### Exercise
Please return every entry below exactly as written, without any of its pictures.

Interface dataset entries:
= Beginning of Section =

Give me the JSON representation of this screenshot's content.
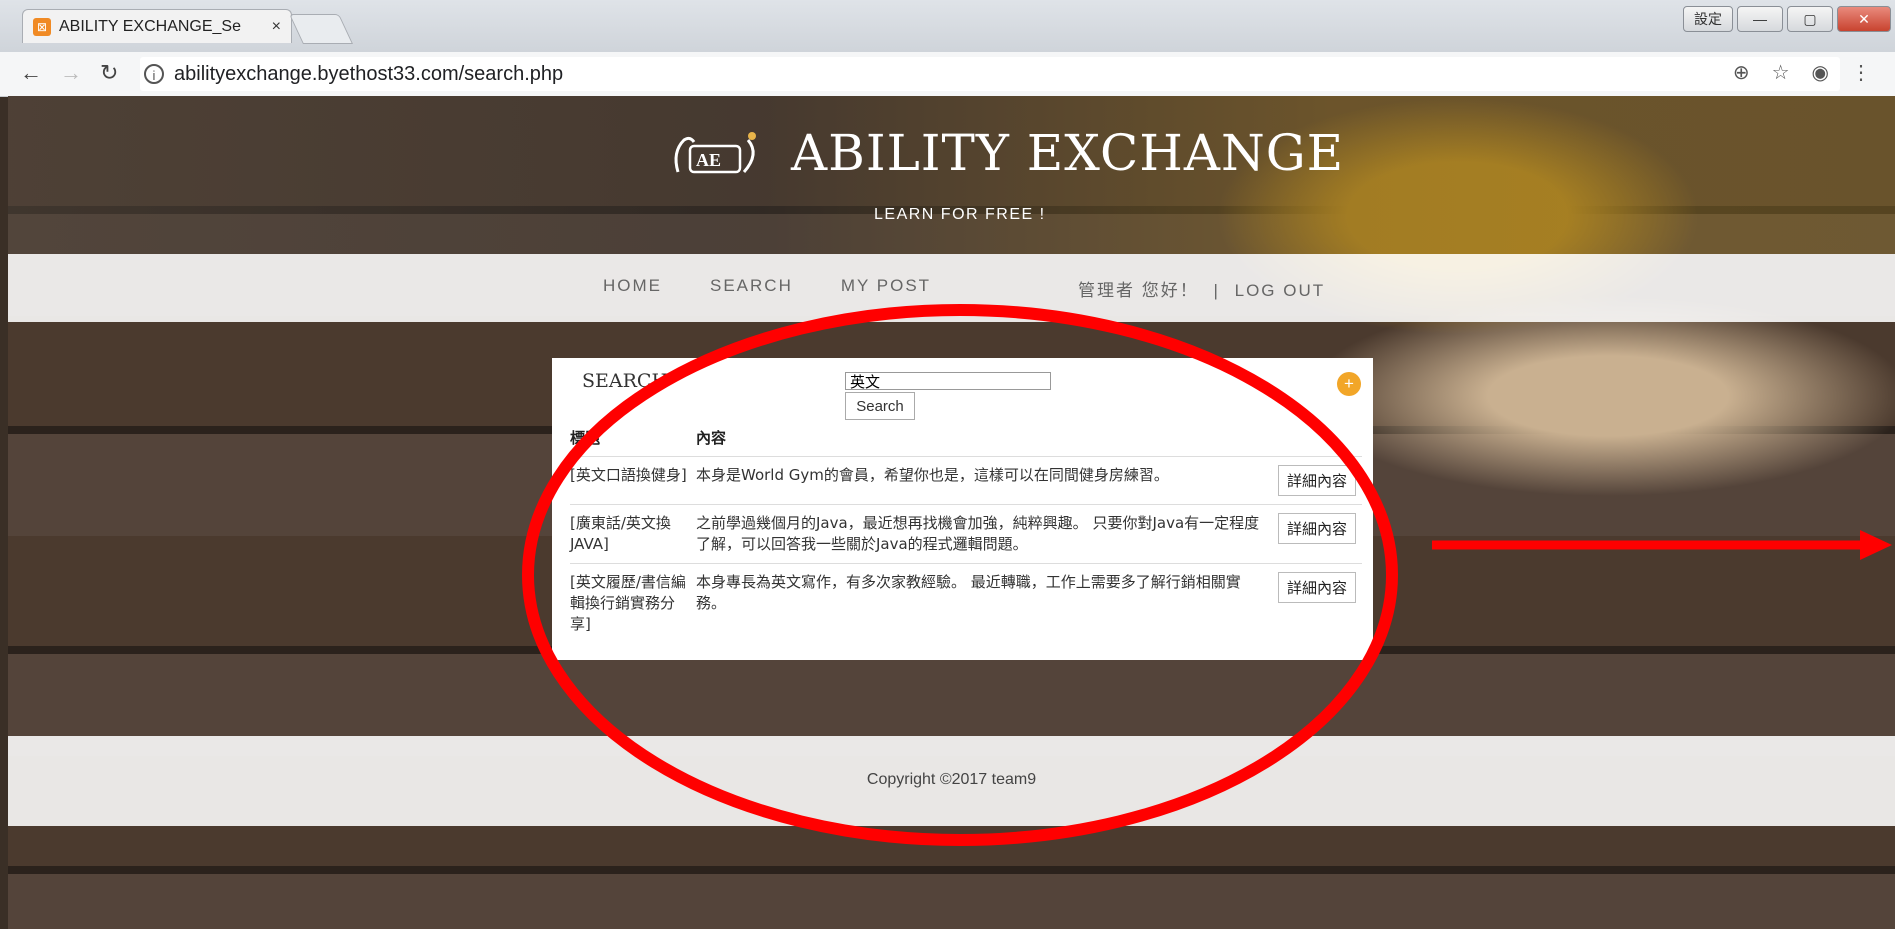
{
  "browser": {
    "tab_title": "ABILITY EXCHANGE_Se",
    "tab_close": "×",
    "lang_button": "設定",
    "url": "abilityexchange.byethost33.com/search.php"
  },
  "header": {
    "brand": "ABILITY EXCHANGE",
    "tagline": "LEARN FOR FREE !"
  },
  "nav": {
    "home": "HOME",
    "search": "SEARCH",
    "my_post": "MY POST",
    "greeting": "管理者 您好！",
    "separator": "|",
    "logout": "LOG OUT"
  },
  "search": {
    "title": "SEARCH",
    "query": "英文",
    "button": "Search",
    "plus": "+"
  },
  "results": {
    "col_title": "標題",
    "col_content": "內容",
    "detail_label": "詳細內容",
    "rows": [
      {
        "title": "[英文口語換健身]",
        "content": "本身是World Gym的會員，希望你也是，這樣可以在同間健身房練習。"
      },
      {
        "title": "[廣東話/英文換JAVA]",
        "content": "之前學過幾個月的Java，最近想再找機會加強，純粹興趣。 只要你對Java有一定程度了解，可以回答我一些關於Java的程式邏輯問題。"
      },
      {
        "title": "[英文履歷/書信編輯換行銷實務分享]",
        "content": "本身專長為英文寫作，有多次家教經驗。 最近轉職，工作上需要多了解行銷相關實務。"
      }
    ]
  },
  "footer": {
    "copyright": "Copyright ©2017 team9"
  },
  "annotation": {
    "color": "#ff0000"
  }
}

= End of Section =

### Response
Give me the JSON representation of this screenshot's content.
{
  "browser": {
    "tab_title": "ABILITY EXCHANGE_Se",
    "tab_close": "×",
    "lang_button": "設定",
    "url": "abilityexchange.byethost33.com/search.php"
  },
  "header": {
    "brand": "ABILITY EXCHANGE",
    "tagline": "LEARN FOR FREE !"
  },
  "nav": {
    "home": "HOME",
    "search": "SEARCH",
    "my_post": "MY POST",
    "greeting": "管理者 您好！",
    "separator": "|",
    "logout": "LOG OUT"
  },
  "search": {
    "title": "SEARCH",
    "query": "英文",
    "button": "Search",
    "plus": "+"
  },
  "results": {
    "col_title": "標題",
    "col_content": "內容",
    "detail_label": "詳細內容",
    "rows": [
      {
        "title": "[英文口語換健身]",
        "content": "本身是World Gym的會員，希望你也是，這樣可以在同間健身房練習。"
      },
      {
        "title": "[廣東話/英文換JAVA]",
        "content": "之前學過幾個月的Java，最近想再找機會加強，純粹興趣。 只要你對Java有一定程度了解，可以回答我一些關於Java的程式邏輯問題。"
      },
      {
        "title": "[英文履歷/書信編輯換行銷實務分享]",
        "content": "本身專長為英文寫作，有多次家教經驗。 最近轉職，工作上需要多了解行銷相關實務。"
      }
    ]
  },
  "footer": {
    "copyright": "Copyright ©2017 team9"
  },
  "annotation": {
    "color": "#ff0000"
  }
}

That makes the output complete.